The next area the GLA have concentrated upon is the Thames Estuary up to Tilbury. Although the GLA have not yet installed a permanent DLoran reference station, the ASF survey was performed in November 2012 using a temporary reference station installed at Medway. Along the route shown in Figure 9, a validation trial demonstrated 8.3 meters (95 percent) accuracy (Figure 10). The GLA have also recently surveyed the River Humber, including its approaches, up to the port of Hull. The data is currently in the process of being validated.
Status and Next Steps
The next steps are to continue the implementation of IOC eLoran at the remaining port approaches for this phase. It is the aim that all ASF surveys will have been performed by the middle of 2014 in readiness for the installation of the operational DLoran reference stations at each candidate port. Licence agreements are being established with the various port authorities involved in order to allow this.
All ports that have been approached are positive and are keen to assist in the GLA eLoran implementations. eLoran noise surveys have been performed at all ports and locations for all DLoran reference stations have been found.
The Port of Dover has prototype eLoran up and running and has demonstrated 12.5-meter (95 percent) accuracy during the limited validation performed so far; however, further validation continues aboard the Spirit of Britain ferry.
The Thames Estuary ASF Survey has been performed, and 8-meter (95 percent) accuracy has been demonstrated in the area. The River Humber and its approaches have also been surveyed with validation in progress.
IOC-level DLoran reference stations should be available mid-2014, ready for installation.
The methods and processes employed during this work will be proposed for inclusion within the next version of the eLoran receiver Minimum Performance Specification as determined by Radio Technical Commission for Maritime Services (RTCM) Special Committee 27. These include techniques and algorithms used for ASF measurement processing, the preferred ASF file format, guidelines on the usage of ASF data, and integrity computation.
The GLA acknowledge the assistance of the crew of THV Alert, the Dover Harbour Board, Peel Ports (Medway), Associated British Ports (Humber), Aberdeen Harbour Authority, Forth Ports, PD Ports (Middlesbrough).
This article is based on a presentation made at the Institute of Navigation International Technical Meeting, January 2013, in San Diego, California.
Paul Williams is a principal development engineer with the Research and Radionavigation Directorate of the GLA, and technical lead of the GLA’s eLoran Work Programme, responsible for the ongoing roll-out of the GLA’s eLoran Initial Operational Capability (IOC). He holds a Ph.D. in electronic engineering from the University of Wales.

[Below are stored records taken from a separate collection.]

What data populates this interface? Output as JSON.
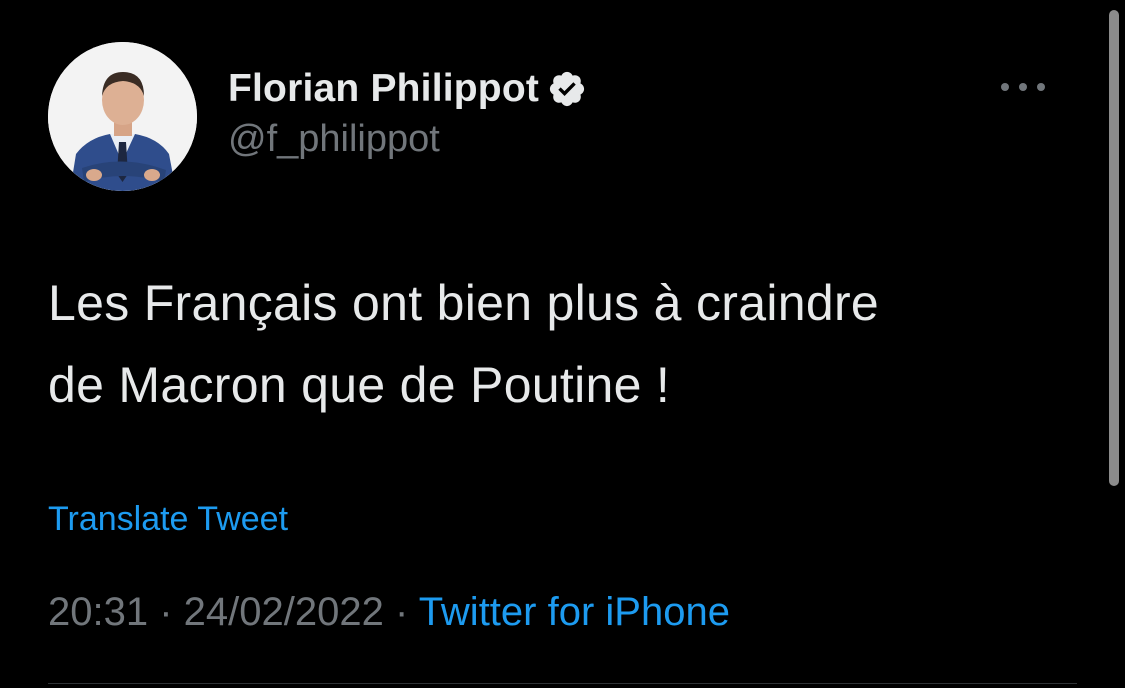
{
  "tweet": {
    "author": {
      "display_name": "Florian Philippot",
      "handle": "@f_philippot",
      "verified_icon": "verified-badge-icon",
      "avatar_icon": "avatar-photo"
    },
    "more_icon": "more-horizontal-icon",
    "text_lines": [
      "Les Français ont bien plus à craindre",
      "de Macron que de Poutine !"
    ],
    "translate_label": "Translate Tweet",
    "time": "20:31",
    "separator": " · ",
    "date": "24/02/2022",
    "source": "Twitter for iPhone"
  },
  "colors": {
    "background": "#000000",
    "text_primary": "#e7e9ea",
    "text_secondary": "#71767b",
    "link": "#1d9bf0"
  }
}
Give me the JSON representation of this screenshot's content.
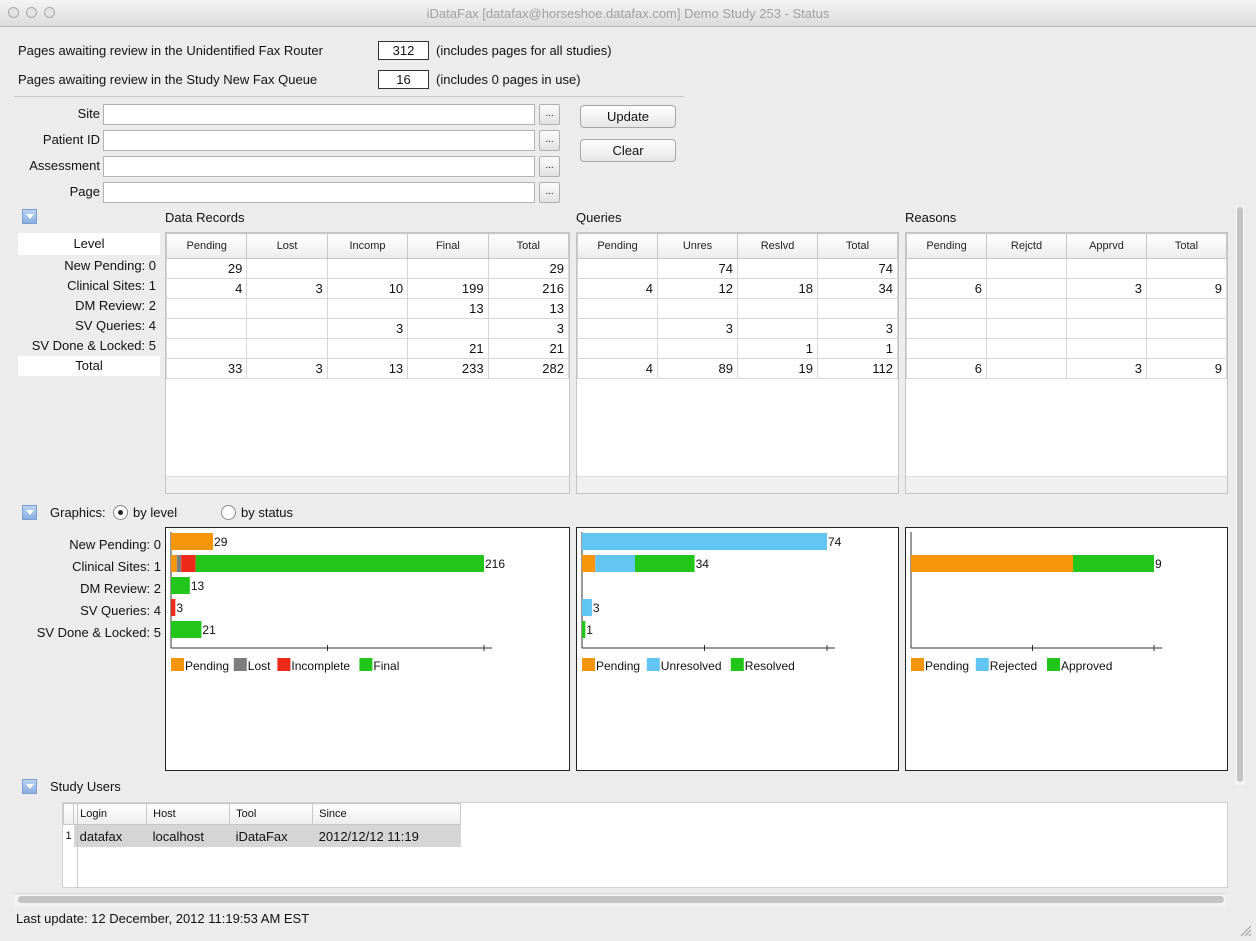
{
  "window": {
    "title": "iDataFax [datafax@horseshoe.datafax.com] Demo Study 253 - Status"
  },
  "summary": {
    "router_label": "Pages awaiting review in the Unidentified Fax Router",
    "router_value": "312",
    "router_note": "(includes pages for all studies)",
    "queue_label": "Pages awaiting review in the Study New Fax Queue",
    "queue_value": "16",
    "queue_note": "(includes 0 pages in use)"
  },
  "filters": {
    "site_label": "Site",
    "patient_label": "Patient ID",
    "assessment_label": "Assessment",
    "page_label": "Page",
    "picker": "...",
    "update": "Update",
    "clear": "Clear"
  },
  "tables": {
    "level_header": "Level",
    "levels": [
      "New Pending: 0",
      "Clinical Sites: 1",
      "DM Review: 2",
      "SV Queries: 4",
      "SV Done & Locked: 5",
      "Total"
    ],
    "data_records": {
      "title": "Data Records",
      "columns": [
        "Pending",
        "Lost",
        "Incomp",
        "Final",
        "Total"
      ],
      "rows": [
        [
          "29",
          "",
          "",
          "",
          "29"
        ],
        [
          "4",
          "3",
          "10",
          "199",
          "216"
        ],
        [
          "",
          "",
          "",
          "13",
          "13"
        ],
        [
          "",
          "",
          "3",
          "",
          "3"
        ],
        [
          "",
          "",
          "",
          "21",
          "21"
        ],
        [
          "33",
          "3",
          "13",
          "233",
          "282"
        ]
      ]
    },
    "queries": {
      "title": "Queries",
      "columns": [
        "Pending",
        "Unres",
        "Reslvd",
        "Total"
      ],
      "rows": [
        [
          "",
          "74",
          "",
          "74"
        ],
        [
          "4",
          "12",
          "18",
          "34"
        ],
        [
          "",
          "",
          "",
          ""
        ],
        [
          "",
          "3",
          "",
          "3"
        ],
        [
          "",
          "",
          "1",
          "1"
        ],
        [
          "4",
          "89",
          "19",
          "112"
        ]
      ]
    },
    "reasons": {
      "title": "Reasons",
      "columns": [
        "Pending",
        "Rejctd",
        "Apprvd",
        "Total"
      ],
      "rows": [
        [
          "",
          "",
          "",
          ""
        ],
        [
          "6",
          "",
          "3",
          "9"
        ],
        [
          "",
          "",
          "",
          ""
        ],
        [
          "",
          "",
          "",
          ""
        ],
        [
          "",
          "",
          "",
          ""
        ],
        [
          "6",
          "",
          "3",
          "9"
        ]
      ]
    }
  },
  "graphics": {
    "label": "Graphics:",
    "option_level": "by level",
    "option_status": "by status",
    "selected": "by level",
    "levels": [
      "New Pending: 0",
      "Clinical Sites: 1",
      "DM Review: 2",
      "SV Queries: 4",
      "SV Done & Locked: 5"
    ]
  },
  "chart_data": [
    {
      "type": "bar",
      "stacked": true,
      "orientation": "horizontal",
      "categories": [
        "New Pending: 0",
        "Clinical Sites: 1",
        "DM Review: 2",
        "SV Queries: 4",
        "SV Done & Locked: 5"
      ],
      "series": [
        {
          "name": "Pending",
          "color": "#f7960b",
          "values": [
            29,
            4,
            0,
            0,
            0
          ]
        },
        {
          "name": "Lost",
          "color": "#7d7d7d",
          "values": [
            0,
            3,
            0,
            0,
            0
          ]
        },
        {
          "name": "Incomplete",
          "color": "#ee2a1b",
          "values": [
            0,
            10,
            0,
            3,
            0
          ]
        },
        {
          "name": "Final",
          "color": "#22c61a",
          "values": [
            0,
            199,
            13,
            0,
            21
          ]
        }
      ],
      "totals": [
        "29",
        "216",
        "13",
        "3",
        "21"
      ],
      "xlim": [
        0,
        216
      ],
      "legend": "bottom"
    },
    {
      "type": "bar",
      "stacked": true,
      "orientation": "horizontal",
      "categories": [
        "New Pending: 0",
        "Clinical Sites: 1",
        "DM Review: 2",
        "SV Queries: 4",
        "SV Done & Locked: 5"
      ],
      "series": [
        {
          "name": "Pending",
          "color": "#f7960b",
          "values": [
            0,
            4,
            0,
            0,
            0
          ]
        },
        {
          "name": "Unresolved",
          "color": "#62c5f2",
          "values": [
            74,
            12,
            0,
            3,
            0
          ]
        },
        {
          "name": "Resolved",
          "color": "#22c61a",
          "values": [
            0,
            18,
            0,
            0,
            1
          ]
        }
      ],
      "totals": [
        "74",
        "34",
        "",
        "3",
        "1"
      ],
      "xlim": [
        0,
        74
      ],
      "legend": "bottom"
    },
    {
      "type": "bar",
      "stacked": true,
      "orientation": "horizontal",
      "categories": [
        "New Pending: 0",
        "Clinical Sites: 1",
        "DM Review: 2",
        "SV Queries: 4",
        "SV Done & Locked: 5"
      ],
      "series": [
        {
          "name": "Pending",
          "color": "#f7960b",
          "values": [
            0,
            6,
            0,
            0,
            0
          ]
        },
        {
          "name": "Rejected",
          "color": "#62c5f2",
          "values": [
            0,
            0,
            0,
            0,
            0
          ]
        },
        {
          "name": "Approved",
          "color": "#22c61a",
          "values": [
            0,
            3,
            0,
            0,
            0
          ]
        }
      ],
      "totals": [
        "",
        "9",
        "",
        "",
        ""
      ],
      "xlim": [
        0,
        9
      ],
      "legend": "bottom"
    }
  ],
  "users": {
    "title": "Study Users",
    "columns": [
      "Login",
      "Host",
      "Tool",
      "Since"
    ],
    "rows": [
      {
        "num": "1",
        "login": "datafax",
        "host": "localhost",
        "tool": "iDataFax",
        "since": "2012/12/12 11:19"
      }
    ]
  },
  "status": {
    "last_update": "Last update: 12 December, 2012 11:19:53 AM EST"
  }
}
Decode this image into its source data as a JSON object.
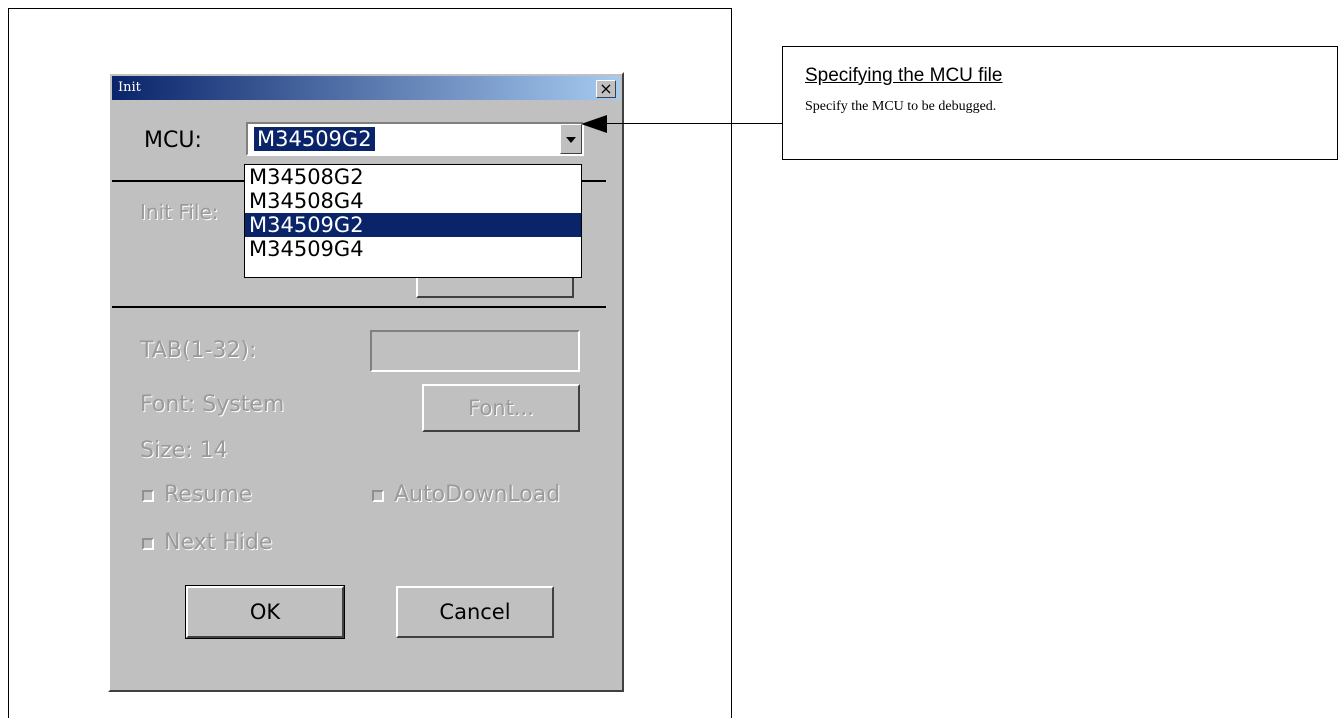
{
  "dialog": {
    "title": "Init",
    "close_label": "×",
    "mcu_label": "MCU:",
    "mcu_selected": "M34509G2",
    "mcu_options": [
      "M34508G2",
      "M34508G4",
      "M34509G2",
      "M34509G4"
    ],
    "init_file_label": "Init File:",
    "tab_label": "TAB(1-32):",
    "tab_value": "",
    "font_info": "Font: System",
    "size_info": "Size:  14",
    "font_button": "Font...",
    "resume_label": "Resume",
    "autodownload_label": "AutoDownLoad",
    "next_hide_label": "Next Hide",
    "ok_button": "OK",
    "cancel_button": "Cancel"
  },
  "callout": {
    "title": "Specifying the MCU file",
    "description": "Specify the MCU to be debugged."
  }
}
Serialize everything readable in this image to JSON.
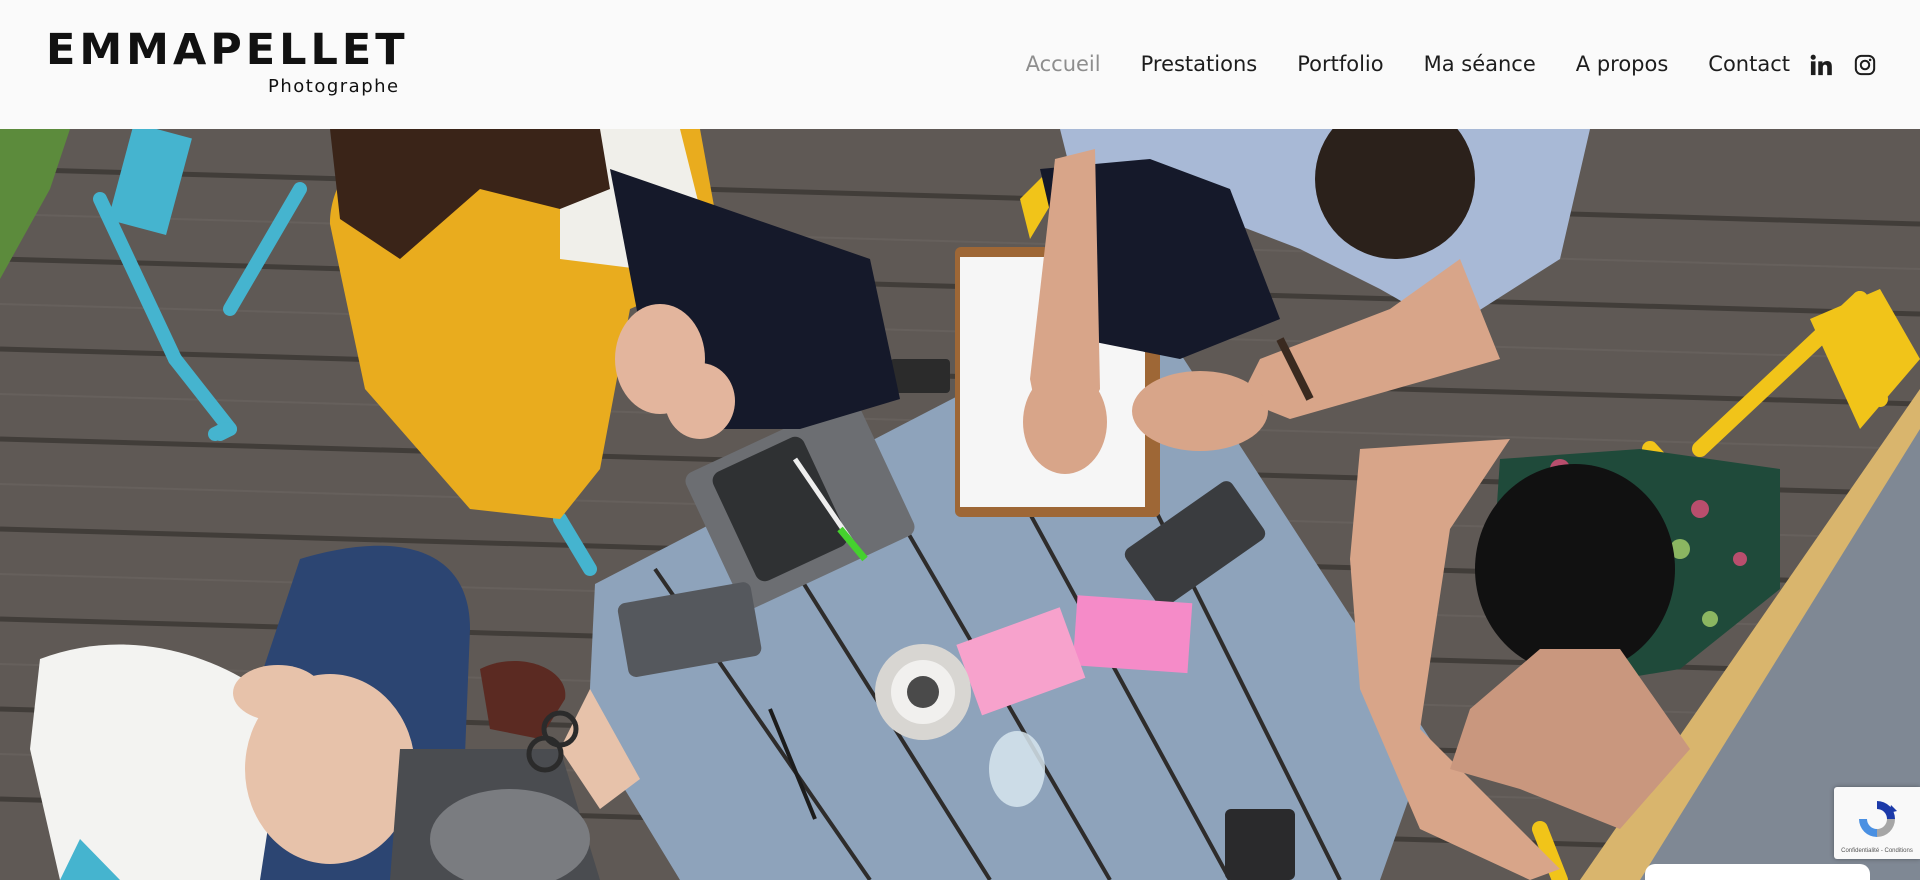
{
  "brand": {
    "name": "EMMAPELLET",
    "tagline": "Photographe"
  },
  "nav": {
    "items": [
      {
        "label": "Accueil",
        "active": true
      },
      {
        "label": "Prestations",
        "active": false
      },
      {
        "label": "Portfolio",
        "active": false
      },
      {
        "label": "Ma séance",
        "active": false
      },
      {
        "label": "A propos",
        "active": false
      },
      {
        "label": "Contact",
        "active": false
      }
    ]
  },
  "social": {
    "icons": [
      "linkedin-icon",
      "instagram-icon"
    ]
  },
  "hero": {
    "image_subject": "overhead view of four people in a meeting around a blue outdoor table on a wooden deck"
  },
  "recaptcha": {
    "terms": "Confidentialité - Conditions"
  },
  "colors": {
    "header_bg": "#fafafa",
    "nav_text": "#1d1d1d",
    "nav_active": "#8e8e8e",
    "deck": "#5f5955",
    "table": "#8ea3bb",
    "jacket_yellow": "#e9ac1e",
    "chair_blue": "#45b4cf",
    "chair_yellow": "#f1c419",
    "sticky_pink": "#f58bc8"
  }
}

Chris Hargreaves is is a research and development engineer with the Research and Radionavigation Directorate Directorate of the GLA. His work focuses on eLoran in measurement trials, software development, and data analysis. He holds a masters’ degrees in mathematics and physics from the University of Durham and in navigation technology from the University of Nottingham.